Contents

Front Matter
Review

The Lady Roma
The She-Wolf
The Twin Boys
Numitor's Grandson
The Sacred Birds
The Founding of Rome
The Sabine Maidens
The Tarpeian Rock
The Mysterious Gate
The King Disappears
The Peace-Loving King
Horatius Slays His Sister
Pride of Tullus Hostilius
King Who Fought and Prayed
The Faithless Friend
A Slave Becomes a King
Cruel Deed of Tullia
Fate of the Town of Gabii
Books of the Sibyl
Industry of Lucretia
Death of Lucretia
Sons of Brutus
Horatius Cocles
Mucius Burns Right Hand
The Divine Twins
The Tribunes
Coriolanus and His Mother
The Roman Army in a Trap
The Hated Decemvirs
The Death of Verginia
The Friend of the People
Camillus Captures Veii
The Statue of the Goddess
Schoolmaster Traitor
Battle of Allia
The Sacred Geese
The City Is Rebuilt
Volscians on Fire
Battle on the Anio
The Curtian Lake
Dream of the Two Consuls
The Caudine Forks
Caudine Forks Avenged
Fabius among the Hills
Battle of Sentinum
Son of Fabius Loses Battle
Pyrrhus King of the Epirots
Elephants at Heraclea
Pyrrthus and Fabricius
Pyrrhus is Defeated
Romans Build a Fleet
Battle of Ecnomus
Roman Legions in Africa
Regulus Taken Prisoner
Romans Conquer the Gauls
The Boy Hannibal
Hannibal Invades Italy
Hannibal Crosses the Alps
Battle of Trebia
Battle of Lake Trasimenus
Hannibal Outwits Fabius
Fabius Wins Two Victories
Battle of Cannae
Despair of Rome
Defeat of Hasdrubal
Claudius Enjoy a Triumph
Capture of New Carthage
Scipio Sails to Africa
Romans Set Fire to Camp
Hannibal Leaves Italy
The Battle of Zama
Scipio Receives a Triumph
Flamininus in Garlands
Death of Hannibal
Hatred of Cato for Carthage
The Stern Decree
Carthaginians Defend City
Destruction of Carthage
Cornelia, Mother of Gracchi
Tiberius and Octavius
Death of Tiberius Gracchus
Death of Gaius Gracchus
The Gold of Jugurtha
Marius Wins Notice of Scipio
Marius Becomes Commander
Capture of Treasure Towns
Capture of Jugurtha
Jugurtha Brought to Rome
Marius Conquers Teutones
Marius Mocks the Ambassadors
Metellus Driven from Rome
Sulla Enters Rome
The Flight of Marius

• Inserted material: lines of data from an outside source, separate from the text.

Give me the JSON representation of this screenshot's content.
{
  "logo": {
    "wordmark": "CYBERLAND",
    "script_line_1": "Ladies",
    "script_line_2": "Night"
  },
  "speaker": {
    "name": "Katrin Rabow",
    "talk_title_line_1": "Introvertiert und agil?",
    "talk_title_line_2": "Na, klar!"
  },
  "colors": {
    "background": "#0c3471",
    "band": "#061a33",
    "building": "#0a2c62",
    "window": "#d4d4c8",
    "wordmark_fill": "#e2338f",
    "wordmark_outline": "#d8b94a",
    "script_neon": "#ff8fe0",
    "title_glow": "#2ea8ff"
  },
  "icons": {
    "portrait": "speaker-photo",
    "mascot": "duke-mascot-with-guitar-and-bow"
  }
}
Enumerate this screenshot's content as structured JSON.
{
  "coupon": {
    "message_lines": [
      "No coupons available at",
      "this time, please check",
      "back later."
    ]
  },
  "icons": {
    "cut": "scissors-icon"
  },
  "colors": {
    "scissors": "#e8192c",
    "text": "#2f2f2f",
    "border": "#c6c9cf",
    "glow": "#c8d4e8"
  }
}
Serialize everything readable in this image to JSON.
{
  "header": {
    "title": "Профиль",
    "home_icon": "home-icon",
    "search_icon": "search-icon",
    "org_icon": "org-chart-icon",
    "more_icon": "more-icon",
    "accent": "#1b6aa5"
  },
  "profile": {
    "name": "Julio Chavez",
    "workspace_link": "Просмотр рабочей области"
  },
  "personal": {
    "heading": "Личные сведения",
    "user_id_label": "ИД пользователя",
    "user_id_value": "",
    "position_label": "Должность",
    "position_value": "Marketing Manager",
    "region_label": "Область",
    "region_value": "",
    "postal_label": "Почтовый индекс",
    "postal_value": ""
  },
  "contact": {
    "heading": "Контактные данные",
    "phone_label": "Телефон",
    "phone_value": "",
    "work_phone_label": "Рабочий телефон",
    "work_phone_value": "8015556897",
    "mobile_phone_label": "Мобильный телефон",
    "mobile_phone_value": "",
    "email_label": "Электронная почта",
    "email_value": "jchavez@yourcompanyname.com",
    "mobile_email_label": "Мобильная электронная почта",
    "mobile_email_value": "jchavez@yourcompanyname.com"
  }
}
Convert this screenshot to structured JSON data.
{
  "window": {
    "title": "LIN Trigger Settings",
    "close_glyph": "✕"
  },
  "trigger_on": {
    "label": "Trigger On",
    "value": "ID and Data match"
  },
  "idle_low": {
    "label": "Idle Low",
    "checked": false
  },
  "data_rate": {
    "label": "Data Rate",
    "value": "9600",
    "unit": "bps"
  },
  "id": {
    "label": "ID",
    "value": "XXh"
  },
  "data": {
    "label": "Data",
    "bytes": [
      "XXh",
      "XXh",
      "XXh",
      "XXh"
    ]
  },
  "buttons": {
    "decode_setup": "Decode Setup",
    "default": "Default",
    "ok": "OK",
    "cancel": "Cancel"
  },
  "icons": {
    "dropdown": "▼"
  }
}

Gaul Dares Not Kill Marius
Marius Returns to Rome
The Orator Aristion
Sulla Besieges Athens
Sulla Fights the Samnites
The Proscriptions of Sulla
The Gladiators' Revolt
The Pirates
Pompey Defeats Mithridates
Cicero Discovers Conspiracy
Death of the Conspirators
Caesar Captured by Pirates
Caesar Gives up Triumph
Caesar Praises Tenth Legion
Caesar Wins a Great Victory
Caesar Invades Britain
Caesar Crosses Rubicon
Caesar and the Pilot
The Flight of Pompey
Cato Dies Rather than Yieldr
Caesar is Loaded with Honours
Nobles Plot against Caesar
The Assassination of Caesar
Brutus Speaks to Citizens
Antony Speaks to Citizens
The Second Triumvirate
Battle of Philippi
Death of Brutus
Antony and Cleopatra
Battle of Actium
Antony and Cleopatra Die
Emperor Augustus